_Requirement_. Print each entry word for word.

_ _ _

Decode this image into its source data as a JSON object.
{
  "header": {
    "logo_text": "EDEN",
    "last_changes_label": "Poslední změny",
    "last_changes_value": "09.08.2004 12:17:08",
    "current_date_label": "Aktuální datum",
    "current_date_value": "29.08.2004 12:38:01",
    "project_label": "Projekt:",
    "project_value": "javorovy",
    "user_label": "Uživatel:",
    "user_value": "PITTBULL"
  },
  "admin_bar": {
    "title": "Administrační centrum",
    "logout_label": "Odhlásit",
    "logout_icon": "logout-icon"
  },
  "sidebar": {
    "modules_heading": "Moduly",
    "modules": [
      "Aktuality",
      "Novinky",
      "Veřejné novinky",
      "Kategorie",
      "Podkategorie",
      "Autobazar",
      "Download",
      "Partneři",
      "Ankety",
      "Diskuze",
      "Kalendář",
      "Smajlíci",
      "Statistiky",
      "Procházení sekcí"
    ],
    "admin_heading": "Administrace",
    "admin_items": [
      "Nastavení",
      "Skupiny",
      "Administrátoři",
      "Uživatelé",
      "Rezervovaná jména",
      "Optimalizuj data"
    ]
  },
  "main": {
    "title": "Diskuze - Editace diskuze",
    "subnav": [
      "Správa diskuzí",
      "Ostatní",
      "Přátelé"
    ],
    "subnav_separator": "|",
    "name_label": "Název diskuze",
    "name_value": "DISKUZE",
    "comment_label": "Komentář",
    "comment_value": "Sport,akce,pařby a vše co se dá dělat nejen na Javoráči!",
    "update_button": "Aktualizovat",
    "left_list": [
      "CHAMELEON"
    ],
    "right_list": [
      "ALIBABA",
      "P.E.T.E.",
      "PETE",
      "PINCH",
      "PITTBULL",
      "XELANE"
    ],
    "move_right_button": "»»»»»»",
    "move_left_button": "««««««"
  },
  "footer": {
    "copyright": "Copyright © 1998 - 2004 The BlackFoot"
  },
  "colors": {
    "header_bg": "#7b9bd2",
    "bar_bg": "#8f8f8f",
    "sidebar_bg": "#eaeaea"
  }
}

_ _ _

_Finished task_.
Decode this image into its source data as a JSON object.
{
  "header": {
    "logo_text": "EDEN",
    "last_changes_label": "Poslední změny",
    "last_changes_value": "09.08.2004 12:17:08",
    "current_date_label": "Aktuální datum",
    "current_date_value": "29.08.2004 12:38:01",
    "project_label": "Projekt:",
    "project_value": "javorovy",
    "user_label": "Uživatel:",
    "user_value": "PITTBULL"
  },
  "admin_bar": {
    "title": "Administrační centrum",
    "logout_label": "Odhlásit",
    "logout_icon": "logout-icon"
  },
  "sidebar": {
    "modules_heading": "Moduly",
    "modules": [
      "Aktuality",
      "Novinky",
      "Veřejné novinky",
      "Kategorie",
      "Podkategorie",
      "Autobazar",
      "Download",
      "Partneři",
      "Ankety",
      "Diskuze",
      "Kalendář",
      "Smajlíci",
      "Statistiky",
      "Procházení sekcí"
    ],
    "admin_heading": "Administrace",
    "admin_items": [
      "Nastavení",
      "Skupiny",
      "Administrátoři",
      "Uživatelé",
      "Rezervovaná jména",
      "Optimalizuj data"
    ]
  },
  "main": {
    "title": "Diskuze - Editace diskuze",
    "subnav": [
      "Správa diskuzí",
      "Ostatní",
      "Přátelé"
    ],
    "subnav_separator": "|",
    "name_label": "Název diskuze",
    "name_value": "DISKUZE",
    "comment_label": "Komentář",
    "comment_value": "Sport,akce,pařby a vše co se dá dělat nejen na Javoráči!",
    "update_button": "Aktualizovat",
    "left_list": [
      "CHAMELEON"
    ],
    "right_list": [
      "ALIBABA",
      "P.E.T.E.",
      "PETE",
      "PINCH",
      "PITTBULL",
      "XELANE"
    ],
    "move_right_button": "»»»»»»",
    "move_left_button": "««««««"
  },
  "footer": {
    "copyright": "Copyright © 1998 - 2004 The BlackFoot"
  },
  "colors": {
    "header_bg": "#7b9bd2",
    "bar_bg": "#8f8f8f",
    "sidebar_bg": "#eaeaea"
  }
}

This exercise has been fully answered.